nytheatre.com review by Lucile Scott
May 15, 2008
The Shalimar's La Femme est Morte Or Why I Should Not F%!# My Son is an onslaught of superbly polished, thought-provoking cool that makes tragedy a rocking good time. Not to mention dead sexy (excuse the pun). The production is a melange of texts, ranging from Seneca's tragedy Phaedra, the basis of the plot, to interviews with George Patton and Angelina Jolie.
Indeed, the entire production is a hip, humorous, and beautiful commentary on America and our obsession with celebrity performed by an excellent ensemble clad in skin-tight clothing and one slinky zebra print dress. The plot: Phaedra wants to sleep with her stepson, Hippolytus. And Hippolytus wants to sleep with her. And with her husband and his father Theseus away at war, the tension builds and builds. The family is some combination of royalty and Hollywood celebrity and the show is as much about the reaction of those outside the house, the paparazzi, serving as the Greek chorus, slinking and dancing about, as those within. The head paparazzo and musical director, Joey Williamson, is the true star of the show, alternating between snide desperation, compassion and smooth dance moves as he responds to the happenings he is reporting on.
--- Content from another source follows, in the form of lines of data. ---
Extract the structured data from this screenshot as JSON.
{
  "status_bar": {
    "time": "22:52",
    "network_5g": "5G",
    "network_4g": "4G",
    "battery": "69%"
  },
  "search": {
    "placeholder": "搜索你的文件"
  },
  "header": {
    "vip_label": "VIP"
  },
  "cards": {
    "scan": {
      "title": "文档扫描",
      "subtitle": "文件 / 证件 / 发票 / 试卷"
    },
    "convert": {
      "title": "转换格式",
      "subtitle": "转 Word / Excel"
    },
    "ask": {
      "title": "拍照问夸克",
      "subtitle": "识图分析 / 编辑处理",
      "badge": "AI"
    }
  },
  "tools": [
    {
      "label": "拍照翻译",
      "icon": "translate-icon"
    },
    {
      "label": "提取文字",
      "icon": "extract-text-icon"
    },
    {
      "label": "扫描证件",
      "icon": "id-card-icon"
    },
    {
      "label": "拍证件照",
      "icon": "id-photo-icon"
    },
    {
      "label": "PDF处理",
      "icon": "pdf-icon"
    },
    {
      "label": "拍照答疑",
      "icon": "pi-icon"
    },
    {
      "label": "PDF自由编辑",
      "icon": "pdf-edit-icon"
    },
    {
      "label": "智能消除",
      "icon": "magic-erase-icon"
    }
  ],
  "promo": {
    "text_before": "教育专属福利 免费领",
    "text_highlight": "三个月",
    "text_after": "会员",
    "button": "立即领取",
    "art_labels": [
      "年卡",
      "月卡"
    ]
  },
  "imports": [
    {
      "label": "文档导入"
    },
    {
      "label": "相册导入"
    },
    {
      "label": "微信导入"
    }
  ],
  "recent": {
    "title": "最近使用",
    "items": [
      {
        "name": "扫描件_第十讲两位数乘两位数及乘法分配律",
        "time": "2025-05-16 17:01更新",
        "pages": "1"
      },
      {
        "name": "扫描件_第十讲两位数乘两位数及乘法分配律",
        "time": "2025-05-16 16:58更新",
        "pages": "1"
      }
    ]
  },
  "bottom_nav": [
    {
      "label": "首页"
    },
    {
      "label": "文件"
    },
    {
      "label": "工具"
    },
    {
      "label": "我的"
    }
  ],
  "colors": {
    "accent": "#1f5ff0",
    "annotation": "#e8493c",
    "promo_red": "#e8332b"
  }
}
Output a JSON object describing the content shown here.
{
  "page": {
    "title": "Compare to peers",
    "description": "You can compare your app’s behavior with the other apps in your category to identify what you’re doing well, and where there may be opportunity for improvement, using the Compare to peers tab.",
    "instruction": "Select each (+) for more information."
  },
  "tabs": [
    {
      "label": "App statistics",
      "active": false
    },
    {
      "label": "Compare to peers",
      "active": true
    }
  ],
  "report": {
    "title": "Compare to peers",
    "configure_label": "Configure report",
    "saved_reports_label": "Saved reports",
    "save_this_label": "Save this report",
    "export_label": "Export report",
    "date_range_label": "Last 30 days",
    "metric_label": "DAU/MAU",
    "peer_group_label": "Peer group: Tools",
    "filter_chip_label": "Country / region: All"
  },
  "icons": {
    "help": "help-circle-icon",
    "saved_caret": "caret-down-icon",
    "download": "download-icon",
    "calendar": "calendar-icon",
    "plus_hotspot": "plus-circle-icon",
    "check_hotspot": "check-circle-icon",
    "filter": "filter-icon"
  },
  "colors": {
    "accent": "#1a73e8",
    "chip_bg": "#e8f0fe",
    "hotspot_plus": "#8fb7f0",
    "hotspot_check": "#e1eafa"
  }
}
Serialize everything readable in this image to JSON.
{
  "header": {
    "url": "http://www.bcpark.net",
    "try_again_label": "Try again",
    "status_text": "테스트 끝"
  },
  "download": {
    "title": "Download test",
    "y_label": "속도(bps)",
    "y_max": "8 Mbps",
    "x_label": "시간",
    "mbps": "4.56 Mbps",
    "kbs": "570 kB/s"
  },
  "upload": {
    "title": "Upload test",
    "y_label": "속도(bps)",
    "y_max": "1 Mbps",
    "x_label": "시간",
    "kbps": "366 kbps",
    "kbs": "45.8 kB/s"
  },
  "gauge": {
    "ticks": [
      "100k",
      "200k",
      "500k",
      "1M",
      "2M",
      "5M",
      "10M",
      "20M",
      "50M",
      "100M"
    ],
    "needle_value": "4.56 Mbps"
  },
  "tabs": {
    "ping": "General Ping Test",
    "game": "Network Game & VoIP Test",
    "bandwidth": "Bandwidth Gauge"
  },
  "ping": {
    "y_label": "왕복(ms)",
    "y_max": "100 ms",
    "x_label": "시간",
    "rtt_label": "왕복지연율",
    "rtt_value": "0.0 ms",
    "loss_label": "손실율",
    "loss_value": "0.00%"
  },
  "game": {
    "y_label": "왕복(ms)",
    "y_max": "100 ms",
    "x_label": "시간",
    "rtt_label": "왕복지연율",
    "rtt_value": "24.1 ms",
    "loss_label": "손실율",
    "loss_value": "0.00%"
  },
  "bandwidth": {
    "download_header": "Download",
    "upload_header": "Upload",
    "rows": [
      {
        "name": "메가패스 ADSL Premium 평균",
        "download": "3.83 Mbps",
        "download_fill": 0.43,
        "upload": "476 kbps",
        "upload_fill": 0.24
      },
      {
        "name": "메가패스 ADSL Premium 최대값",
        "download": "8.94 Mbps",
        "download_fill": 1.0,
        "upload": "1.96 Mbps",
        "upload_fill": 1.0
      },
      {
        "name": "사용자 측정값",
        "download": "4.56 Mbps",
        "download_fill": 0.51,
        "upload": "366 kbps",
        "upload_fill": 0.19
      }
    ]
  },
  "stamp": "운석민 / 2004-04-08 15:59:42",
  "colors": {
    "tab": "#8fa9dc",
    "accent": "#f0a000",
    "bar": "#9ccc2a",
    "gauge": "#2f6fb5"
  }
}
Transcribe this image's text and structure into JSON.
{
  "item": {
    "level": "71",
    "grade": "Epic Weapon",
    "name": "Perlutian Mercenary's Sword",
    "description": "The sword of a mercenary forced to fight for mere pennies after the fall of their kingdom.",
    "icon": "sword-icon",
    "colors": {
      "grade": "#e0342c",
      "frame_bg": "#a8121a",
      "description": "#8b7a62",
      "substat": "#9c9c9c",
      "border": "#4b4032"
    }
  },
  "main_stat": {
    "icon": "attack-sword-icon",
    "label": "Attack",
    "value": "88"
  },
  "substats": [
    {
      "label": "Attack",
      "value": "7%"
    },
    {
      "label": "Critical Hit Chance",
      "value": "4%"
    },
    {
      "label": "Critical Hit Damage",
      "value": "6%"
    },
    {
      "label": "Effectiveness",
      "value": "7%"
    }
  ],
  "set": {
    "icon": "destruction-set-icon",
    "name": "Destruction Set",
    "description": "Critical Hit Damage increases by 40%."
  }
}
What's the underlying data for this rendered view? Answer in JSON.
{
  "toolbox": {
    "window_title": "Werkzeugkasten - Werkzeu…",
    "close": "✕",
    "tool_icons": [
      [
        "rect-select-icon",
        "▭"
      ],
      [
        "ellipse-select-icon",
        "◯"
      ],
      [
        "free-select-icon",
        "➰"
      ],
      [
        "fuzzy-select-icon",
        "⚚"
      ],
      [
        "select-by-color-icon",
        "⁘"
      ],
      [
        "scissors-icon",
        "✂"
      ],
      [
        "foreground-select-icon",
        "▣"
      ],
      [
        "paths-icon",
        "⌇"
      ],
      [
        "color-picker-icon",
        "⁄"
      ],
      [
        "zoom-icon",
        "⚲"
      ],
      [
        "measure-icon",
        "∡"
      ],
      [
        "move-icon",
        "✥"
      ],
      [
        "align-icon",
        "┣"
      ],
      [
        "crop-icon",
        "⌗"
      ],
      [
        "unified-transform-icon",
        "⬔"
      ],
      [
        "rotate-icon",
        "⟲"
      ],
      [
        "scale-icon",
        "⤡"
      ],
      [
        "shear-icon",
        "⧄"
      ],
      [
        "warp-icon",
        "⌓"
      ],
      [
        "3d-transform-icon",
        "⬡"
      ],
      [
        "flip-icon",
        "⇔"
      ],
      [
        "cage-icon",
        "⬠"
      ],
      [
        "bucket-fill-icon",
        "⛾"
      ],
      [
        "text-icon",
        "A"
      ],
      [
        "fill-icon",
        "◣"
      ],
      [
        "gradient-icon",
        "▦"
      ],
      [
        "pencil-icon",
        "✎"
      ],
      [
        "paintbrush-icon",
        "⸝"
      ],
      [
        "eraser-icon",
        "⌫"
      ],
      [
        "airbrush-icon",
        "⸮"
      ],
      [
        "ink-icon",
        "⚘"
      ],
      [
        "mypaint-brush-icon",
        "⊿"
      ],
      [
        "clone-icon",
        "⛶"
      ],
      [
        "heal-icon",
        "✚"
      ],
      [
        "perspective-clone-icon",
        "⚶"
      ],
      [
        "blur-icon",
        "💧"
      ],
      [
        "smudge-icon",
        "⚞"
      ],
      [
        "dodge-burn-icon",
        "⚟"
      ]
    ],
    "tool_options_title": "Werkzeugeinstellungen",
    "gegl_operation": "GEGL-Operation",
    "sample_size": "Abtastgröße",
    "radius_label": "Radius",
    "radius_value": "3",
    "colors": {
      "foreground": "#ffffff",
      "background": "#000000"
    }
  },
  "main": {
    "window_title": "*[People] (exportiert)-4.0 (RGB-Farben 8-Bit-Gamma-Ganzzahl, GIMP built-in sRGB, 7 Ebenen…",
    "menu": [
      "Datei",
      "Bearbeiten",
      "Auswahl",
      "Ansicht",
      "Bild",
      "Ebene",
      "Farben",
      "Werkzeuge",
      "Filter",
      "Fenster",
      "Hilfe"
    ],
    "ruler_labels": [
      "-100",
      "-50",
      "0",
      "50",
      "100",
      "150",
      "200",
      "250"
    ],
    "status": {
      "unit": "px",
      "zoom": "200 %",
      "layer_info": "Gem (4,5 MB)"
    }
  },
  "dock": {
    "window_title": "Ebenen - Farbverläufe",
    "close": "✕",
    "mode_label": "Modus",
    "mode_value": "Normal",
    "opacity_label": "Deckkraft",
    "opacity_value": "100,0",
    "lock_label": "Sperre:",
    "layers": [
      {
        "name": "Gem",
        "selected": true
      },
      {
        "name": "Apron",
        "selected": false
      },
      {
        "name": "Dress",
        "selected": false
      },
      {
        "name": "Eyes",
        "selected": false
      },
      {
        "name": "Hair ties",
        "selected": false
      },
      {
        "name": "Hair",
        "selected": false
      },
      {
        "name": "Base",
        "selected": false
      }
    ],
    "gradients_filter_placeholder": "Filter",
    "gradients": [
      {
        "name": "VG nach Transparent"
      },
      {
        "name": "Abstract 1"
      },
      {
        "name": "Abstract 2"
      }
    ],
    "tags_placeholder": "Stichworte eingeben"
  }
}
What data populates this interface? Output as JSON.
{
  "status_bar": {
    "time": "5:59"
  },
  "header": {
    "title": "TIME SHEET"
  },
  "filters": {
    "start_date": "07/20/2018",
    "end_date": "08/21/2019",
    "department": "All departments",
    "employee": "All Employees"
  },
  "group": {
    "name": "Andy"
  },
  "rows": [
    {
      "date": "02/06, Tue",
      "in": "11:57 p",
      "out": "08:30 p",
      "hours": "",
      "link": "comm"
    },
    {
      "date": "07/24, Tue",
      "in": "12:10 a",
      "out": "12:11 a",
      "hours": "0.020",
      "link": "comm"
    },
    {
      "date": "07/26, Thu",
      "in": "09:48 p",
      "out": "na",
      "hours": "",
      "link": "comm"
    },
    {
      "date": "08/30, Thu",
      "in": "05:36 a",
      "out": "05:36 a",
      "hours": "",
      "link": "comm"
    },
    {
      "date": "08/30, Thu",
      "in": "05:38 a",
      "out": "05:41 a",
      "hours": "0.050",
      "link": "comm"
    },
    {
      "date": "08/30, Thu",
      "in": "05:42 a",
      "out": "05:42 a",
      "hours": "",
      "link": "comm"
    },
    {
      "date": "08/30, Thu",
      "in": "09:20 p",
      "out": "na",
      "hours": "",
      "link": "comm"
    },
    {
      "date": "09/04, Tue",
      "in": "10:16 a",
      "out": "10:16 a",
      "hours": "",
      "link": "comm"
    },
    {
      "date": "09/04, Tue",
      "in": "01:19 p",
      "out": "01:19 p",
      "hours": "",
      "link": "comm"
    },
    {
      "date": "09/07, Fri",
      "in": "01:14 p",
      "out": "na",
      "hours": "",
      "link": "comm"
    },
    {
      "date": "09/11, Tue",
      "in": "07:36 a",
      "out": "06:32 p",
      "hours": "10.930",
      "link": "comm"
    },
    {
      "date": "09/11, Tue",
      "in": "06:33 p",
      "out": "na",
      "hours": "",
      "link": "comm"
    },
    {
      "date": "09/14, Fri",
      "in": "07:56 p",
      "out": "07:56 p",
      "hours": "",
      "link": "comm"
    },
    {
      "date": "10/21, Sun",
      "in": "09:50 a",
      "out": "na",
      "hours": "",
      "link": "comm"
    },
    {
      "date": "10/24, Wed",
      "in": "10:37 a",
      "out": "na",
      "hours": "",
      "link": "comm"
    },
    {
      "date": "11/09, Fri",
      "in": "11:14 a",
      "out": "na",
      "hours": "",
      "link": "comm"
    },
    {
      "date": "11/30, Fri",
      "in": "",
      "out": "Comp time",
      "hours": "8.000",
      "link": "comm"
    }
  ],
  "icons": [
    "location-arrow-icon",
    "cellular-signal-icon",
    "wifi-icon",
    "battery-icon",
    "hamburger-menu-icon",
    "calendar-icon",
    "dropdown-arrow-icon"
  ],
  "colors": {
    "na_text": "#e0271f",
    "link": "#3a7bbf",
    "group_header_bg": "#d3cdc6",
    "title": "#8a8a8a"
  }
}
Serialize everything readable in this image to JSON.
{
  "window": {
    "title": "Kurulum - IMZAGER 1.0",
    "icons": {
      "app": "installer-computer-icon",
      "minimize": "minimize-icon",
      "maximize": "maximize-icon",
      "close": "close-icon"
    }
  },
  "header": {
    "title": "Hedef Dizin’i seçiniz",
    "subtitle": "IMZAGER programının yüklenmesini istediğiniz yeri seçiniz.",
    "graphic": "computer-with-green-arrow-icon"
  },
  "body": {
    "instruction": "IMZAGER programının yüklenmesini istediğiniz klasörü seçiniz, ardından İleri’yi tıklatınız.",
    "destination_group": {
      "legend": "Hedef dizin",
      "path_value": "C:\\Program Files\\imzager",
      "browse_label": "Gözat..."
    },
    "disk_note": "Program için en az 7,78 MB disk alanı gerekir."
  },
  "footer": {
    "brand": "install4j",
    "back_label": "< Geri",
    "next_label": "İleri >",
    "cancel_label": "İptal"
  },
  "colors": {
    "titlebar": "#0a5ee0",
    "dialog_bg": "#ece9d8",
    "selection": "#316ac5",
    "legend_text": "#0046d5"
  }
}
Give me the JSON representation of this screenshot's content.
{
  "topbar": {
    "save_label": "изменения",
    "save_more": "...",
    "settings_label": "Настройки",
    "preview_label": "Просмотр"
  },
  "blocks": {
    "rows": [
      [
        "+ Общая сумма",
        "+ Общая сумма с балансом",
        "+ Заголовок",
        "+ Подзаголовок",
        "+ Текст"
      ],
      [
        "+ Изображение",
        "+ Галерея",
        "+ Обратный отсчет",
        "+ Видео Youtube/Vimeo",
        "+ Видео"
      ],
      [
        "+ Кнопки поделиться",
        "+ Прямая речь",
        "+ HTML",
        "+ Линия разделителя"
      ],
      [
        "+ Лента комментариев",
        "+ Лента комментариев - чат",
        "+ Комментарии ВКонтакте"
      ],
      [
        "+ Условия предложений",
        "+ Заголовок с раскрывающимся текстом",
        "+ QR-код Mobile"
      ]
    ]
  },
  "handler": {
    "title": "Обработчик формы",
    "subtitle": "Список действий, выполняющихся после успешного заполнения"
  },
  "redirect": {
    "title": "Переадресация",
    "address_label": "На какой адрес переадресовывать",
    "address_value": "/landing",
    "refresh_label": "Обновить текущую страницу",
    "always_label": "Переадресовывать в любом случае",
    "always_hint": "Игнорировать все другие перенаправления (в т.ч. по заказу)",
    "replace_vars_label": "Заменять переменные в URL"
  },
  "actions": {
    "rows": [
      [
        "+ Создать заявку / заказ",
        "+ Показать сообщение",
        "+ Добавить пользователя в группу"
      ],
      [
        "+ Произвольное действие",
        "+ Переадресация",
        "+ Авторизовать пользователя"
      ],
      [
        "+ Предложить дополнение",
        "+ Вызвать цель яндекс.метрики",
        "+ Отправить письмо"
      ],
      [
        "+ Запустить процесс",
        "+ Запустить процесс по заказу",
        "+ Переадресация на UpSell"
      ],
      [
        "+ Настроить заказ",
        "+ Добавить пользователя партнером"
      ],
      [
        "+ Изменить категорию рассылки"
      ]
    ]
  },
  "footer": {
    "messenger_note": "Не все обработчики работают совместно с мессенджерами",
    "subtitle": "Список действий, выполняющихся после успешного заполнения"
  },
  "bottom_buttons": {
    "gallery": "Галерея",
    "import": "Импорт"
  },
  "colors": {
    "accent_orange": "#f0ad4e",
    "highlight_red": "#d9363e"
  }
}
There are also several strikingly choreographed dance numbers and amusing covers of Sublime, the Black Eyed Peas and more, including an especially moving rendition of Guns N' Roses strummed out slowly on a harp as the paparazzi perch in a triangular tableau on a golden bed backed by shimmering silver streamers to perform the ditty.
The plot is punctuated by diatribes about America or from Americans, some recognizable, some that leave you thinking, "I have to know who said that." The most affecting and the one that most nails and explores the theme of celebrity obsession comes near the climax. Phaedra's assistant, Neevee, a short white woman dressed to look much more professional than the other cast members, steps forward amidst the melee to improbably declare that she invented hip-hop in a chilling and hilarious soliloquy that spins off from there.
Throughout the actors and the audience are kept safely removed from the emotions and the tragedy of Seneca's actual plot by the never waning irony that pervades the play and of course the hipster culture it is channeling and mocking. While some of the performers, including Kim Gainer as Phaedra and Atticus Rowe, an intimidating, fatigues-wearing Theseus, sincerely respond to the events, achieving a certain tragic absurdity amidst the shenanigans; others stick with irony, including Joe Curnutte (Hippolytus), who often seems like a funny and bewildered muppet.
The texts about celebrity, love, culture, and war are revealing and deftly woven together and it will be a while before I look at a Blackberry without remembering a scene in which one is quite literally ripped from a cold dead hand.